Part man, part street, 100% kosher. When the evil son of Santa Claus goes on a mission to eradicate Hanukkah, Jewish detective Mordechai Carver (Adam Goldberg) teams up with the Kwanzaa Liberation Front to put a stop to the naughty Saint Nick and save his holiday for future generations. Judy Greer and Andy Dick also star. Available for free through Amazon Prime or $3.99 through Amazon Video (accessible by clicking the image below).
Hanukkah in Books:
The Books of the Maccabees:
Start from the very beginning by reading the Books of the Maccabees themselves! Often overlooked, because they were not included in the Hebrew Bible (Tanach), these books are action-packed and help introduce the original story of Hanukkah to those who might not be familiar with it.
Hanukkah in America, By Dianne Ashton

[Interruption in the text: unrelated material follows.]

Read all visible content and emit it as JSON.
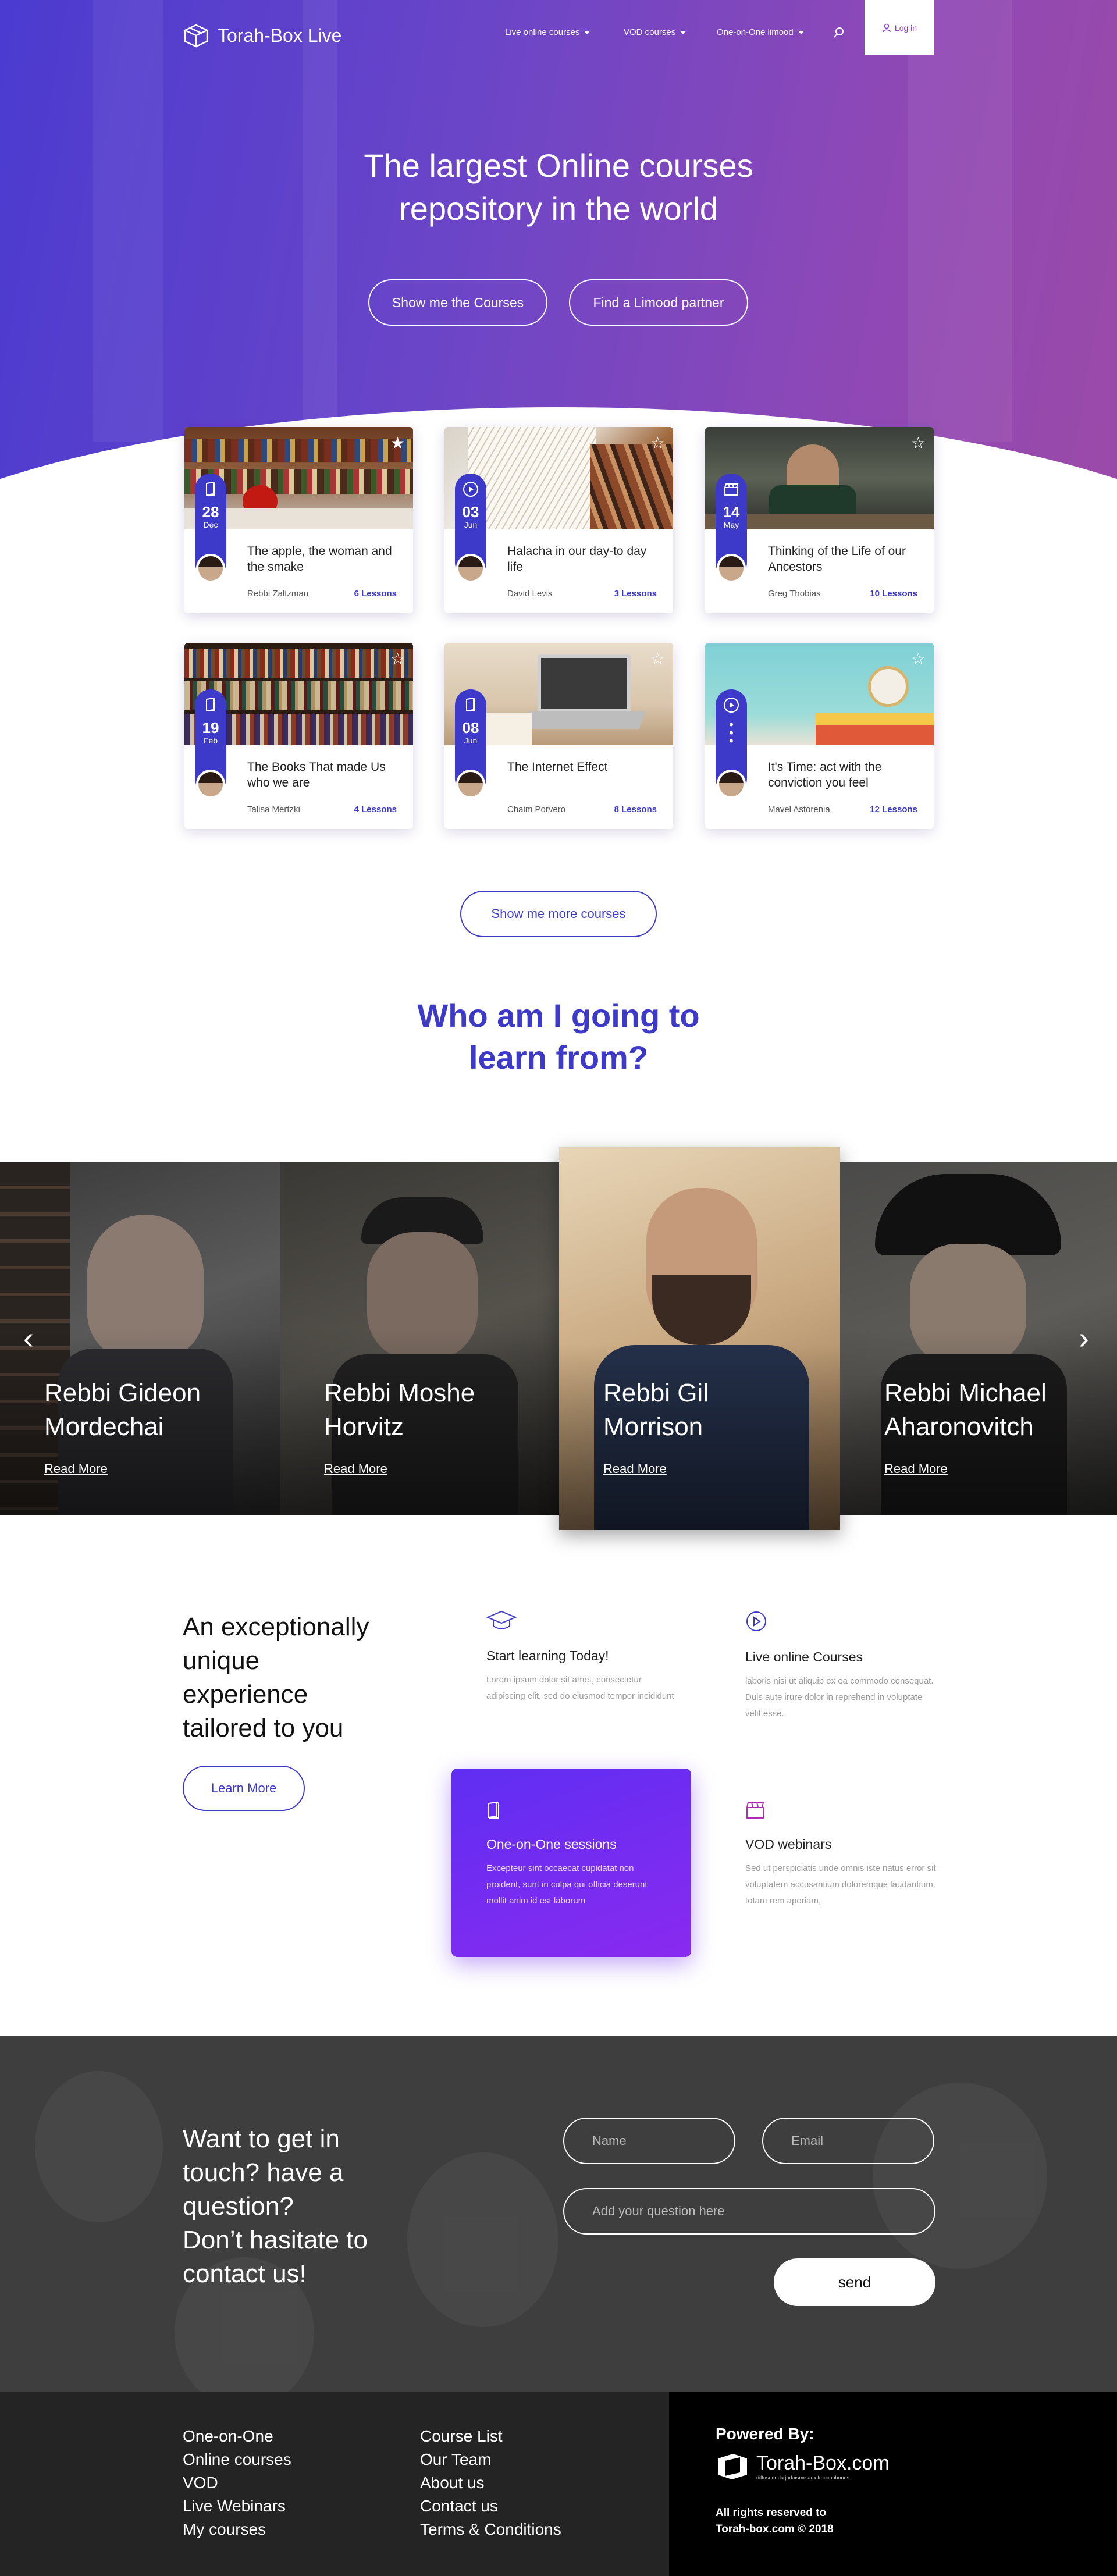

In New Orleans, Hanukkah means decorating your door with a menorah made of hominy grits. Latkes in Texas are seasoned with cilantro and cayenne pepper. Children in Cincinnati sing Hanukkah songs and eat oranges and ice cream. While each tradition springs from its own unique set of cultural references, what ties them together is that they all celebrate a holiday that is different in America than it is any place else. For the past 200 years, American Jews have been transforming the ancient holiday of Hanukkah from a simple occasion into something grand. Each year, as they retell its story, they bring their ever-changing perspectives to its celebration. Providing an alternative to the Christian dominated December, rabbis and lay people alike have addressed contemporary hopes by fashioning a Jewish festival that blossomed in their American world.

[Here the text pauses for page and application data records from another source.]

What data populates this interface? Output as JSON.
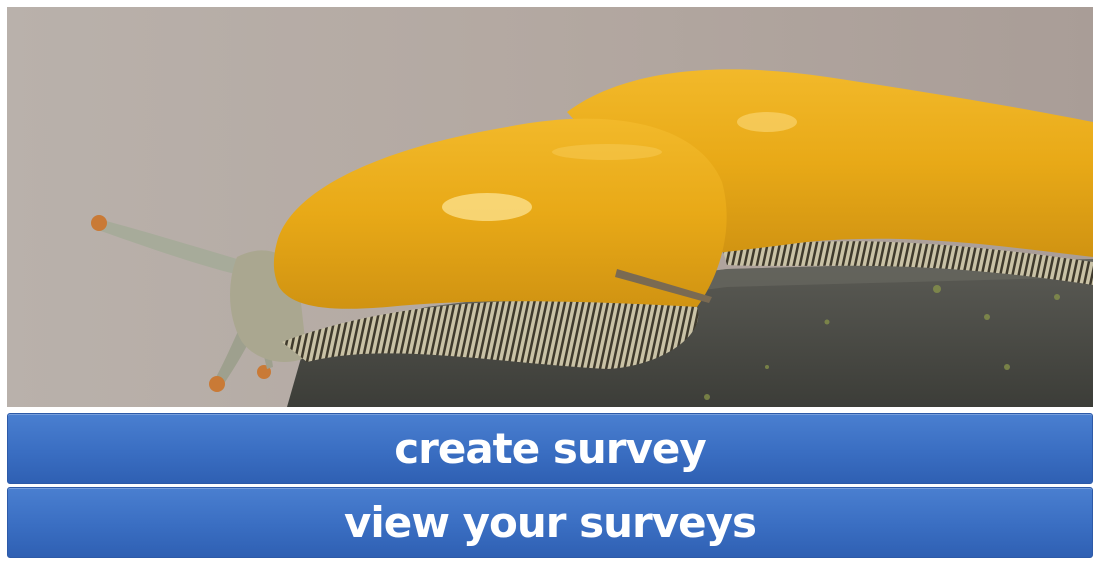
{
  "hero": {
    "image_subject": "banana slug"
  },
  "buttons": {
    "create_label": "create survey",
    "view_label": "view your surveys"
  },
  "colors": {
    "button_blue": "#3a6ec2",
    "button_text": "#ffffff"
  }
}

Aphrodite and the Rabbis, By Burton Visotzky
Historians have long debated the (re)birth of Judaism in the wake of the destruction of Jerusalem and the Temple cult by the Romans in 70 CE. The Greco-Roman culture in which rabbinic Judaism grew in the first five centuries of the Common Era nurtured the development of Judaism as we still know and celebrate it today. Arguing that its transformation from a Jerusalem-centered cult to a world religion was made possible by the Roman Empire, Rabbi Burton Visotzky presents Judaism as a distinctly Roman religion. Full of fascinating detail from the daily life and culture of Jewish communities across the Hellenistic world, Aphrodite and the Rabbis will appeal to anyone interested in the development of Judaism, religion, history, art and architecture.

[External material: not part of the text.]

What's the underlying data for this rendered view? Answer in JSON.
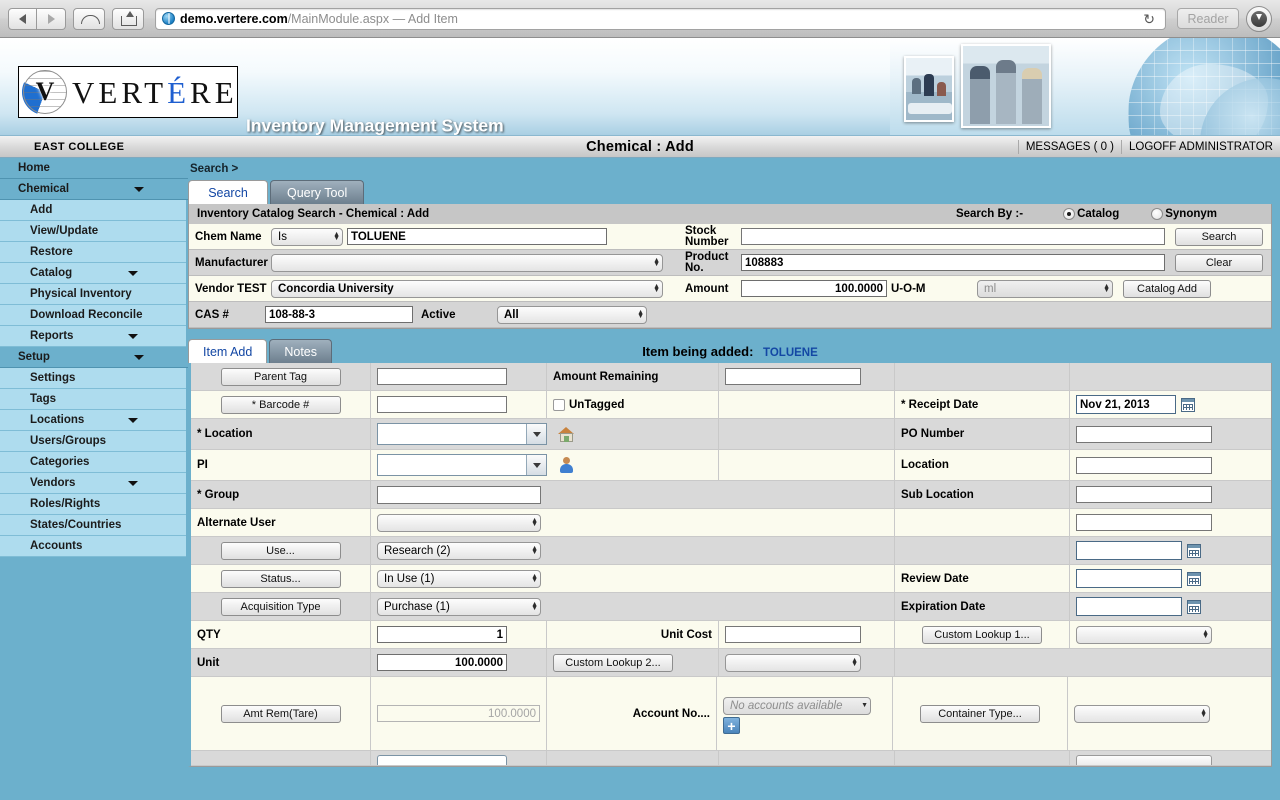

From the Maccabees to the Mishnah, By Shaye Cohen
Cohen offers students more than just history, but an understanding of the social and cultural context of Judaism as it developed into the formative period of rabbinic Judaism. This new edition includes a brand-new chapter on the parting of ways between Jews and Christians in the second century CE. From the Maccabees to the Mishnah remains the clearest introduction to the era that shaped Judaism and provided the context for early Christianity.